Check each line of the listing, and copy it if it contains the word "prefix".

************

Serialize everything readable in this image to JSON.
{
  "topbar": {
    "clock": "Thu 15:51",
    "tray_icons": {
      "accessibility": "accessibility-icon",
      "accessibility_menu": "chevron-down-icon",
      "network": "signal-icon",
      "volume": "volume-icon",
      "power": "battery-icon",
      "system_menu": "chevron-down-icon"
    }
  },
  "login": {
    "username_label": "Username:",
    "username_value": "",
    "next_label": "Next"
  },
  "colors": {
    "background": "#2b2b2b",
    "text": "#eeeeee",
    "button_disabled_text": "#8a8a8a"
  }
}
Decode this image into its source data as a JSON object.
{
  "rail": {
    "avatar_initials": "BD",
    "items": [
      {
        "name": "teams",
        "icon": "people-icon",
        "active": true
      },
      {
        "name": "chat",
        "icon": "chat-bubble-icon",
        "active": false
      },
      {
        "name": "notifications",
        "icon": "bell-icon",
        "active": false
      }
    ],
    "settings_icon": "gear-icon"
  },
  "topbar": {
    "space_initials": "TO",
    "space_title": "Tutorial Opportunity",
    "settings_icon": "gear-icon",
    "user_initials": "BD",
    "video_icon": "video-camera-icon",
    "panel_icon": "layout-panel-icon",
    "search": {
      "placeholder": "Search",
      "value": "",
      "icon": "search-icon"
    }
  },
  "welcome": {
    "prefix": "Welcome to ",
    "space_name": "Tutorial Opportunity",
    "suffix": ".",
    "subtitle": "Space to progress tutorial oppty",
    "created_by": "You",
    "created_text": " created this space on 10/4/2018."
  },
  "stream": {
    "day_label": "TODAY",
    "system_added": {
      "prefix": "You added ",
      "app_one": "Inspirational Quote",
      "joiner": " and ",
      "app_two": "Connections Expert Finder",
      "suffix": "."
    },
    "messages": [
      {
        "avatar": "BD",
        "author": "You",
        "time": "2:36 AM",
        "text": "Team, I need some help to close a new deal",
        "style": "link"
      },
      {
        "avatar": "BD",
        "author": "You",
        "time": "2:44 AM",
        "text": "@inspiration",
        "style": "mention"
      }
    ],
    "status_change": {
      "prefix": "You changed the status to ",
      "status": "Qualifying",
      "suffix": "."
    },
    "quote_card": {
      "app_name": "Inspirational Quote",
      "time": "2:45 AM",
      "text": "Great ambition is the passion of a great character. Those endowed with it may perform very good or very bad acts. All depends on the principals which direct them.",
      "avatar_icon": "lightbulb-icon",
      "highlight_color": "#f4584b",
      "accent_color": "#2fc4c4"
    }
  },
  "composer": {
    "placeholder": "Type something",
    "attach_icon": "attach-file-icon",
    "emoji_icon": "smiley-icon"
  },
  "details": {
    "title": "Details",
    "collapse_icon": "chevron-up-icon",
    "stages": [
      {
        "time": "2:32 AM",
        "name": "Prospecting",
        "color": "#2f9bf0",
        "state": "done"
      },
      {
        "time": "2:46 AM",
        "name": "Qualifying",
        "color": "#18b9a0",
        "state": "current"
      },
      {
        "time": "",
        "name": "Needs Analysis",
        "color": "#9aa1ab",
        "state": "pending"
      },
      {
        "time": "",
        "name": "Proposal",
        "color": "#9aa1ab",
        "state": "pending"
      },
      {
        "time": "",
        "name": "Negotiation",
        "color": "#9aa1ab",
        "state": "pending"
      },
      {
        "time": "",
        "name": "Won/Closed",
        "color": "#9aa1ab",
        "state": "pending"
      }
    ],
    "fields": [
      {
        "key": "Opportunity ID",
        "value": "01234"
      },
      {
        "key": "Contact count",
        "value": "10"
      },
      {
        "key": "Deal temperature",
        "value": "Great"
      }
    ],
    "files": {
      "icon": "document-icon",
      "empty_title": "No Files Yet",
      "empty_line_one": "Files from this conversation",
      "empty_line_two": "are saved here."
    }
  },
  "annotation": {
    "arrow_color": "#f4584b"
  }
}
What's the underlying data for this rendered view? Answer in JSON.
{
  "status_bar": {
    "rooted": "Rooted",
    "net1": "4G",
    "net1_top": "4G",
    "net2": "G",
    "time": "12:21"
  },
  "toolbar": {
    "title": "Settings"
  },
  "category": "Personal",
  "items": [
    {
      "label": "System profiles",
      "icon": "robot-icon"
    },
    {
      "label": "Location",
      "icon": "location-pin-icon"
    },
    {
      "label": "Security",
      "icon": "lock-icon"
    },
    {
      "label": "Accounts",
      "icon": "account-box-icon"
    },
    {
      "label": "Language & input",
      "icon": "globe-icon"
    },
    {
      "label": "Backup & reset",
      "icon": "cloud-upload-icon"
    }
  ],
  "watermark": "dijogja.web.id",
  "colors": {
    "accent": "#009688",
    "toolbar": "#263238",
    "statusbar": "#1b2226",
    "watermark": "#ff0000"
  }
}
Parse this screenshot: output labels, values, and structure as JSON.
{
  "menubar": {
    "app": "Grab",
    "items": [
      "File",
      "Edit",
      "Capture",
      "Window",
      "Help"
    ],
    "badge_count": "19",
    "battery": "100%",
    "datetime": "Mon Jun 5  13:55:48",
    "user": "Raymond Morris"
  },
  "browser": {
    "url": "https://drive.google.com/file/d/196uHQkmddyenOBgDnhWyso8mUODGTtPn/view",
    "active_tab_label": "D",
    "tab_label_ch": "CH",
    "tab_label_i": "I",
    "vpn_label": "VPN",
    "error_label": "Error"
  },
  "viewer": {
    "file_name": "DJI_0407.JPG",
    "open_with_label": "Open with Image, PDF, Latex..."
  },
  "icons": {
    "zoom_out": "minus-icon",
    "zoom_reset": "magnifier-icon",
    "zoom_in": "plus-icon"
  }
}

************

◆ ANSWER TO THIS EXERCISE:
    "prefix": "Welcome to ",
      "prefix": "You added ",
      "prefix": "You changed the status to ",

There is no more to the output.